Vascular dementia causes emotional heartbreak, not just for the sufferer but also for those around them – including young family members. In MullenLowe’s ‘Swear Jar’ for the British Heart Foundation, we see a young boy, Billy, going to great lengths to try and get his family to swear by setting up a series of pranks around the house. After a visit to his grandad in a care home, we learn why Billy is acting up – to raise money for the British Heart Foundation through his swear jar.
The campaign aims to drive donations while communicating the scope of the British Heart Foundation’s research – that it extends beyond heart diseases to include multiple, and often connected, heart and circulatory conditions such as stroke and vascular dementia.
Swear Jar will also be supported by a multilayered social ad campaign. Firstly, the charity will release a series of behind-the-scenes films of Billy’s pranks on his family. Secondly, the British Heart Foundation will publish a campaign that further highlights the impact of vascular dementia by showing children who have experienced their grandparents’ decline at the hands of the illness.
Media is being handled by PHD and The Kite Factory and launches nationally today (14th February) across TV, cinema, VOD, social, OOH (48 sheets and 6 sheets) and DOOH.
Mark Elwood, Executive Creative Director at MullenLowe Group UK said: “You can give people the statistics on vascular dementia, but it will never bring home the human impact of the disease: on the sufferer and those closest to them.

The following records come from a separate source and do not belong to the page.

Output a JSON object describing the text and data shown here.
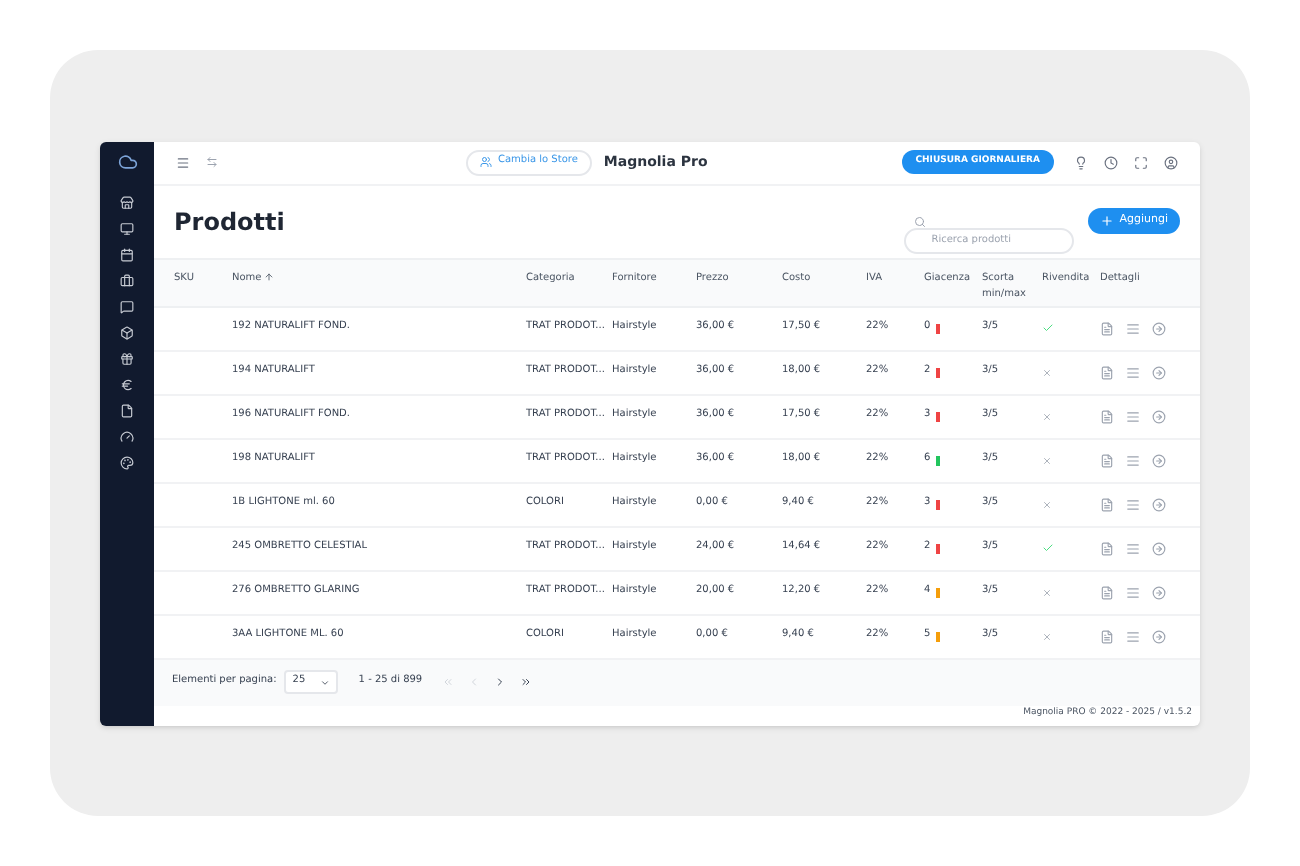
{
  "topbar": {
    "store_button": "Cambia lo Store",
    "store_name": "Magnolia Pro",
    "close_button": "CHIUSURA GIORNALIERA"
  },
  "page_title": "Prodotti",
  "search": {
    "placeholder": "Ricerca prodotti"
  },
  "add_button": "Aggiungi",
  "table": {
    "columns": [
      {
        "label": "SKU"
      },
      {
        "label": "Nome",
        "sorted": true
      },
      {
        "label": "Categoria"
      },
      {
        "label": "Fornitore"
      },
      {
        "label": "Prezzo"
      },
      {
        "label": "Costo"
      },
      {
        "label": "IVA"
      },
      {
        "label": "Giacenza"
      },
      {
        "label": "Scorta min/max"
      },
      {
        "label": "Rivendita"
      },
      {
        "label": "Dettagli"
      }
    ],
    "rows": [
      {
        "nome": "192 NATURALIFT FOND.",
        "categoria": "TRAT PRODOT...",
        "fornitore": "Hairstyle",
        "prezzo": "36,00 €",
        "costo": "17,50 €",
        "iva": "22%",
        "giacenza": "0",
        "color": "#ef4444",
        "scorta": "3/5",
        "rivendita": true
      },
      {
        "nome": "194 NATURALIFT",
        "categoria": "TRAT PRODOT...",
        "fornitore": "Hairstyle",
        "prezzo": "36,00 €",
        "costo": "18,00 €",
        "iva": "22%",
        "giacenza": "2",
        "color": "#ef4444",
        "scorta": "3/5",
        "rivendita": false
      },
      {
        "nome": "196 NATURALIFT FOND.",
        "categoria": "TRAT PRODOT...",
        "fornitore": "Hairstyle",
        "prezzo": "36,00 €",
        "costo": "17,50 €",
        "iva": "22%",
        "giacenza": "3",
        "color": "#ef4444",
        "scorta": "3/5",
        "rivendita": false
      },
      {
        "nome": "198 NATURALIFT",
        "categoria": "TRAT PRODOT...",
        "fornitore": "Hairstyle",
        "prezzo": "36,00 €",
        "costo": "18,00 €",
        "iva": "22%",
        "giacenza": "6",
        "color": "#22c55e",
        "scorta": "3/5",
        "rivendita": false
      },
      {
        "nome": "1B LIGHTONE ml. 60",
        "categoria": "COLORI",
        "fornitore": "Hairstyle",
        "prezzo": "0,00 €",
        "costo": "9,40 €",
        "iva": "22%",
        "giacenza": "3",
        "color": "#ef4444",
        "scorta": "3/5",
        "rivendita": false
      },
      {
        "nome": "245 OMBRETTO CELESTIAL",
        "categoria": "TRAT PRODOT...",
        "fornitore": "Hairstyle",
        "prezzo": "24,00 €",
        "costo": "14,64 €",
        "iva": "22%",
        "giacenza": "2",
        "color": "#ef4444",
        "scorta": "3/5",
        "rivendita": true
      },
      {
        "nome": "276 OMBRETTO GLARING",
        "categoria": "TRAT PRODOT...",
        "fornitore": "Hairstyle",
        "prezzo": "20,00 €",
        "costo": "12,20 €",
        "iva": "22%",
        "giacenza": "4",
        "color": "#f59e0b",
        "scorta": "3/5",
        "rivendita": false
      },
      {
        "nome": "3AA LIGHTONE ML. 60",
        "categoria": "COLORI",
        "fornitore": "Hairstyle",
        "prezzo": "0,00 €",
        "costo": "9,40 €",
        "iva": "22%",
        "giacenza": "5",
        "color": "#f59e0b",
        "scorta": "3/5",
        "rivendita": false
      }
    ]
  },
  "pagination": {
    "label": "Elementi per pagina:",
    "page_size": "25",
    "range": "1 - 25 di 899"
  },
  "footer": "Magnolia PRO © 2022 - 2025 / v1.5.2"
}
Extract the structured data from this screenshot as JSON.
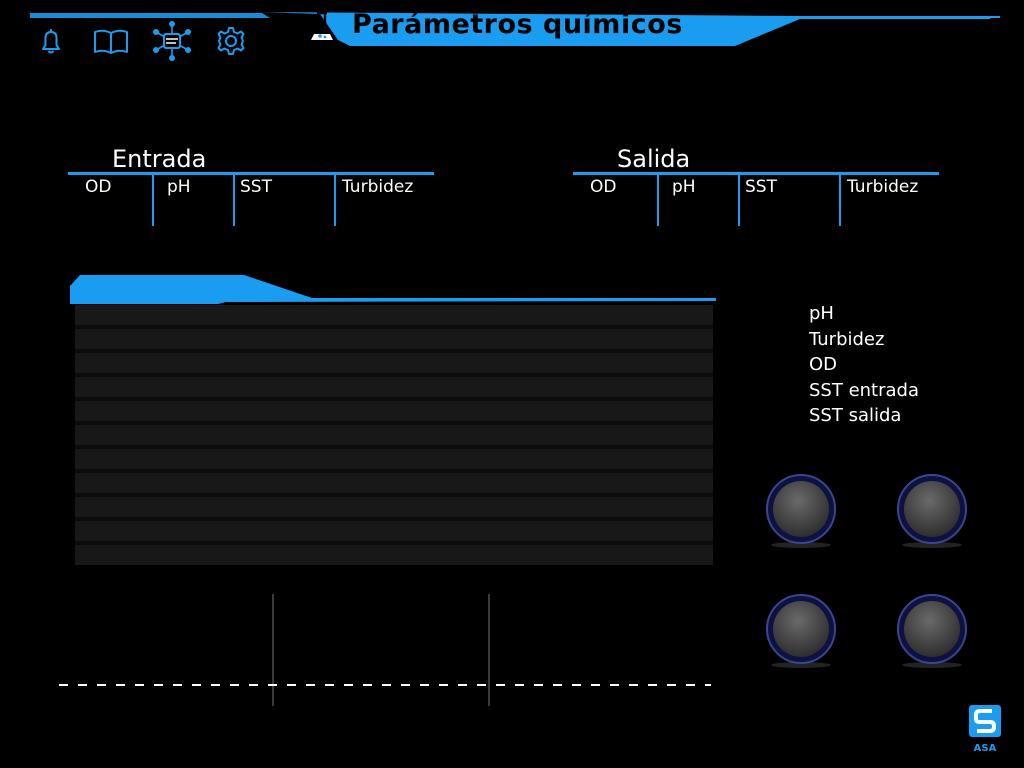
{
  "header": {
    "title": "Parámetros químicos",
    "nav_icons": [
      "bell-icon",
      "book-icon",
      "network-icon",
      "gear-icon"
    ],
    "title_icon": "flask-icon"
  },
  "colors": {
    "accent": "#1a9cf0",
    "background": "#000000",
    "knob": "#4a4a4a"
  },
  "entrada": {
    "title": "Entrada",
    "columns": [
      "OD",
      "pH",
      "SST",
      "Turbidez"
    ]
  },
  "salida": {
    "title": "Salida",
    "columns": [
      "OD",
      "pH",
      "SST",
      "Turbidez"
    ]
  },
  "legend": {
    "items": [
      "pH",
      "Turbidez",
      "OD",
      "SST entrada",
      "SST salida"
    ]
  },
  "knobs": [
    "knob-1",
    "knob-2",
    "knob-3",
    "knob-4"
  ],
  "logo": {
    "text": "ASA"
  }
}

We wanted to tell that story in a way that was impactful but, ultimately, hopeful.”
“Grandad in our campaign had two strokes and now sadly has vascular dementia – this story is unfortunately only too real and common.” said Carolan Davidge, Director of Marketing & Engagement at the British Heart Foundation. “With this campaign we are continuing to talk about the breadth of the BHF’s research and the fact many heart and circulatory conditions are connected. We want people to understand just how valuable the BHF’s research is and that it’s only with their support we can continue to make life saving breakthroughs.”